# Why does the minimum force have to be parallel to the incline?

If we have an object on a frictionless inclined bench, why does the minimum force applied to keep it steady have to be parallel to the incline (or perpendicular to the reaction force)?

In other words, why does the angle θ in the image have to be 0 in order for the force to be minimum?

Consider we know the weight of the object and the reaction of the incline.

• Otherwise part of the force is used to lift the object or force it into the bench ... – Solar Mike Sep 27 '17 at 11:40
• By that way, we let the reaction force deal with the component of the weight that is perpendicular to the incline then. It makes sense. Thank you! – Elruz Rahimli Sep 27 '17 at 11:49
• Exam question part B: Is this still true if the surface is not frictionless? – agentp Sep 27 '17 at 20:32

The minimum force is in the direction the object would move without that force.

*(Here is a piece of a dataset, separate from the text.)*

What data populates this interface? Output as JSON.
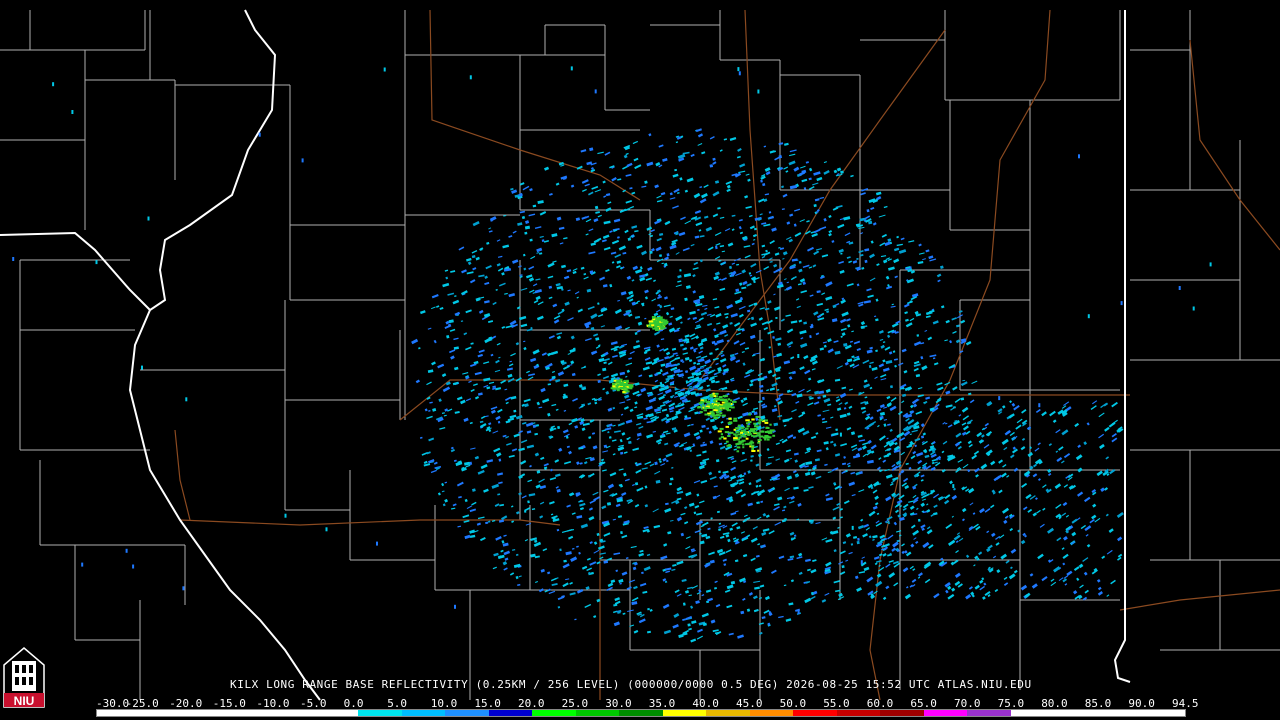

Clearly the object would move along the inclined plain, down and right in your diagram.

Put another way, its the component of the force along the direction of travel that matters. More mathematically, it's the dot product of the force with the acceleration unit vector, with negative values contributing to cancelling the acceleration, and positive values enhancing it. The dot product is -1 when the force is exactly opposite the acceleration direction. A sideways force would do nothing, and has a dot product of 0. A force pushing down the incline has a dot product of 1, and just like the math says, would make the object go down the incline faster.

• Great answer, I went the calc way thinking about this as a limit equation, As theta approaches zero, the force components in the direction of action (i.e. up the slope) maximizes and the normal force becomes zero. – Diesel Sep 27 '17 at 16:23

The force you're applying would have an effect that counteracts the body's tendency to move. That effect will be calculated by [applied force] $\cos \theta$.

If $\theta$ is not zero, $\cos{\theta}$ would be less than 1, so you would have to apply a larger force to produce the same result. For example, 10 degrees for $\theta$ would equate to a force parallel to the plane of 0.9848 times the applied force. You would need a larger applied force (approximately 1.015 times) to produce the same effect.

When $\theta = 0$, $\cos{\theta} = 1$.

• Thanks, Jem. I took a bit of a shortcut there to avoid messing with character maps and ASCII. – ItWasLikeThatWhenIGotHere Sep 28 '17 at 7:18
• Ah. I see how it's done. Got the one in the first paragraph, too. – ItWasLikeThatWhenIGotHere Sep 28 '17 at 7:20

Since I posed the question in comment, here is how to treat the friction case, and of course at the end it reduces to the expected friction free result.

Assume the applied force has components $f_x$ parallel (up) the plane and a normal component $f_y$ downward into the plane:

The normal force between block and plane is:

$$f_n = W\cos(t) + f_y$$

The force $f_x$ required to hold against sliding, assuming static coulomb friction with coefficient $u$ is

$$f_x = W\sin(t) - u f_n = W\sin(t) - u (W\cos(t) + f_y)$$

The magnitude of the applied force is then

$$f_{mag} = \sqrt{f_x^2+f_y^2}$$

without showing all the messy steps, setting $d f_{mag} / d f_y == 0$ we can solve for $f_y$:

$$f_y = u W\sin(t)\cdot\dfrac{1 - u /\tan(t)}{1 + u^2}$$

and

$$f_x = W\sin(t) ( 1 - u\cdot\dfrac{1/\tan(t) + u}{1 + u^2})$$

For the friction free case ($u=0$) this results in the expected $f_x=W\sin(t),f_y=0$ (ie parallel to the plane) but with friction angling the force toward the plane reduces the required force magnitude.

• Is it possible to prove this using differential calculus? – Jem Eripol Sep 30 '17 at 0:12
• @JemEripol Not sure what you mean, I think that's what I did. Note for completeness we should check that the extrema I found is a minimum. – agentp Oct 1 '17 at 16:15
• Oh, I did not see the differential part. Thank you. – Jem Eripol Oct 2 '17 at 0:07